Rob Keefe has demonstrated in 26 games as Spokane’s head coach that he’s willing to take a chance with several bold decisions regarding roster moves, assistants and game strategy.
Keefe rolled the dice again last Saturday against No. 1 Arizona, opting to suit up an extra defender instead of a traditional back-up quarterback.
The Shock entered the game with a couple of banged-up players in the secondary and Keefe wanted options if they weren’t able to finish or another injury occurred. The trade-off was starting quarterback Kyle Rowley needed to stay upright or wide receiver Emery Sammons would have been behind center.
After an Arizona turnover on the second play from scrimmage, Rowley ran consecutive quarterback sneaks, scoring on his second attempt. On both plays, Rowley’s helmet went flying and he was in heavy traffic as he tried to nudge the ball over the goal line.
“Totally nerve-wracking, but I think to win you have to gamble some times,” Keefe said. “We had a lot of guys banged up and it turned out four guys went down in the fourth quarter. If we dressed a backup quarterback, we would have been short. We could have lost that game.”
If Rowley had suffered an injury, Keefe said, “It would have been the Wildcat (formation) with Emery running around trying to make plays.”
Rowley has been the lone QB to suit up a couple of times in his lengthy career under different coaches.
“I went to Kyle on Thursday and if he had anything wrong I told him he had to tell me,” Keefe said. “He said, ‘Coach, I think it’s the right move.’”

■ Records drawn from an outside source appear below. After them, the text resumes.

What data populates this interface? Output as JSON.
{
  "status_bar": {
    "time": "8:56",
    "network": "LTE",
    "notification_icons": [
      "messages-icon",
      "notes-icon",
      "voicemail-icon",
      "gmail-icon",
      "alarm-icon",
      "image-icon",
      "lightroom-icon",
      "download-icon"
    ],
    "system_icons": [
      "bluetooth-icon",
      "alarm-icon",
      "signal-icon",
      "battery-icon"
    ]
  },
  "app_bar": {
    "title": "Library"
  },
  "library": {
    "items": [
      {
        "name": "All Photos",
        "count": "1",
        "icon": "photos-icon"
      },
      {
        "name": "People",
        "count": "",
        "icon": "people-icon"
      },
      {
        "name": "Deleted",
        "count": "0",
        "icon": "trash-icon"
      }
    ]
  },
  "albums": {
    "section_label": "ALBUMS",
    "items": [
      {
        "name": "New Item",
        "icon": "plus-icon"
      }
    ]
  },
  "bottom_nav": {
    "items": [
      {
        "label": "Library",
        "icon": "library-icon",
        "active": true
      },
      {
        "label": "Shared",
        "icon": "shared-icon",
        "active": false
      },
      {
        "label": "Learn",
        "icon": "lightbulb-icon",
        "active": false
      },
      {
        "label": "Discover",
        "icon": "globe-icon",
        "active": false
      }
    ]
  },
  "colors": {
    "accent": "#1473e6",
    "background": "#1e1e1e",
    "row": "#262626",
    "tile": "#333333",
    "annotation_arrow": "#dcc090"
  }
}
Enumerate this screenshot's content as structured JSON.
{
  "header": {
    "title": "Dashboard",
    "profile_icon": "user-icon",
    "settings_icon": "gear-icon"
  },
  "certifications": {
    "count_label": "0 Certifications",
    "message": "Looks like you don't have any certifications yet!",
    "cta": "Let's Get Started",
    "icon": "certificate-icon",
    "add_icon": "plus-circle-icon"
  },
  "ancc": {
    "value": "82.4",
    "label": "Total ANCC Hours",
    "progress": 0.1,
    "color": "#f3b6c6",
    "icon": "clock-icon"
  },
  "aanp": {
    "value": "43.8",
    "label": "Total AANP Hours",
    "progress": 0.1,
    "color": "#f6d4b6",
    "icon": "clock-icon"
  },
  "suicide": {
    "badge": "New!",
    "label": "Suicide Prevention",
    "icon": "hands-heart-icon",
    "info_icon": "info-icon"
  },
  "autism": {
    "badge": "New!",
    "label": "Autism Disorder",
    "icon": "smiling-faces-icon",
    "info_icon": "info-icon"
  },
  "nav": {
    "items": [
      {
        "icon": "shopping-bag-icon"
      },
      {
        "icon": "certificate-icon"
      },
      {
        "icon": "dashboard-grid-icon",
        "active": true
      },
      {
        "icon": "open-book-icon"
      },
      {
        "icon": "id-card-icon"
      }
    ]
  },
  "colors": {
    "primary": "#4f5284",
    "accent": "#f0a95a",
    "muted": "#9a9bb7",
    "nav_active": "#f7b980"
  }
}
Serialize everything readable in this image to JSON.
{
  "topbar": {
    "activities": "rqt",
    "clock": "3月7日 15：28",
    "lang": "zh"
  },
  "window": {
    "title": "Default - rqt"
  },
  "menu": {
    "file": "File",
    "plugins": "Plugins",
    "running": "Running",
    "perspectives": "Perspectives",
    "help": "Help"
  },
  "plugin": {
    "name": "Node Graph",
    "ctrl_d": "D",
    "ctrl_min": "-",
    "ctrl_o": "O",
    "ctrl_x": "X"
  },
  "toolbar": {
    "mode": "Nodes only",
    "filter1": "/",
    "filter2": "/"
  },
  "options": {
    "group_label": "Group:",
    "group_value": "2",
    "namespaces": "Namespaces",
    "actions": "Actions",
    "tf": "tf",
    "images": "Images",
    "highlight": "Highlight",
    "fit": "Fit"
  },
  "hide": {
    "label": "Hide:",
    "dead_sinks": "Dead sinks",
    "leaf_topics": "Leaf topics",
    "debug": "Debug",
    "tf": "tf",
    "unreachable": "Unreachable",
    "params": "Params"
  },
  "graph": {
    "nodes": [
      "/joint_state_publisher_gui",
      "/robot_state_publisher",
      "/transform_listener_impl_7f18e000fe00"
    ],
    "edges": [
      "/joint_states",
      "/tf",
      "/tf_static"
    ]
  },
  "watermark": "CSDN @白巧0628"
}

It is 35 minutes before the start of practice and linebacker Beau Bell is in his customary spot. He is the only player on the field, suited up and leaning against the padded dasherboards. About 10 minutes later, a couple of teammates saunter out of the locker room. Ten minutes later, most of the players have made it to the field.
“I used to do the same thing in college,” said Bell, who has given the defense a major lift, forcing a fumble against Arizona and registering a sack and two forced fumbles against Orlando two weeks ago. “I’m just getting my mind right. The mental part might be the most important part of football. You have to know what you’re doing.”
Bell usually goes to the field directly after team meetings while his teammates hang out in the locker room, where the music can be heard 25 yards away.
“They probably do,” replied Bell, when asked if his teammates think his ritual is strange, “but at the same time I think they’re crazy, too.”
Spokane will be without Josh Ferguson, who manned the middle defensive back spot, for the rest of the season. He suffered a torn ACL in his left knee late in the fourth quarter Saturday.
Terrance Sanders, who had a pass break-up on a two-point conversion attempt in the closing seconds, will play the middle and probably be flanked by Alex Teems and Ruschard Dodd-Masters.
“We’ll bring in another DB shortly, but right now we feel comfortable with what we have,” Keefe said.
Keefe has a couple of younger defensive backs in mind as well as former Shock DB Nygel Rogers, who signed with Spokane in September but decided to work in the private sector.
Shortly after defeating Arizona, Keefe was making a point that the Shock could be positioned to go on a roll when he recited Spokane’s remaining schedule, all 11 games, in order.
“We don’t want to get too far ahead. That’s really irresponsible of myself. You have to take it one game at a time, but I like the one-game mentality with who we’re about to play,” Keefe said. “We know we’ve put ourselves in a position where we could be sitting pretty in about 10 weeks, because of how we’ve played together (the last two games) and what we’re building.”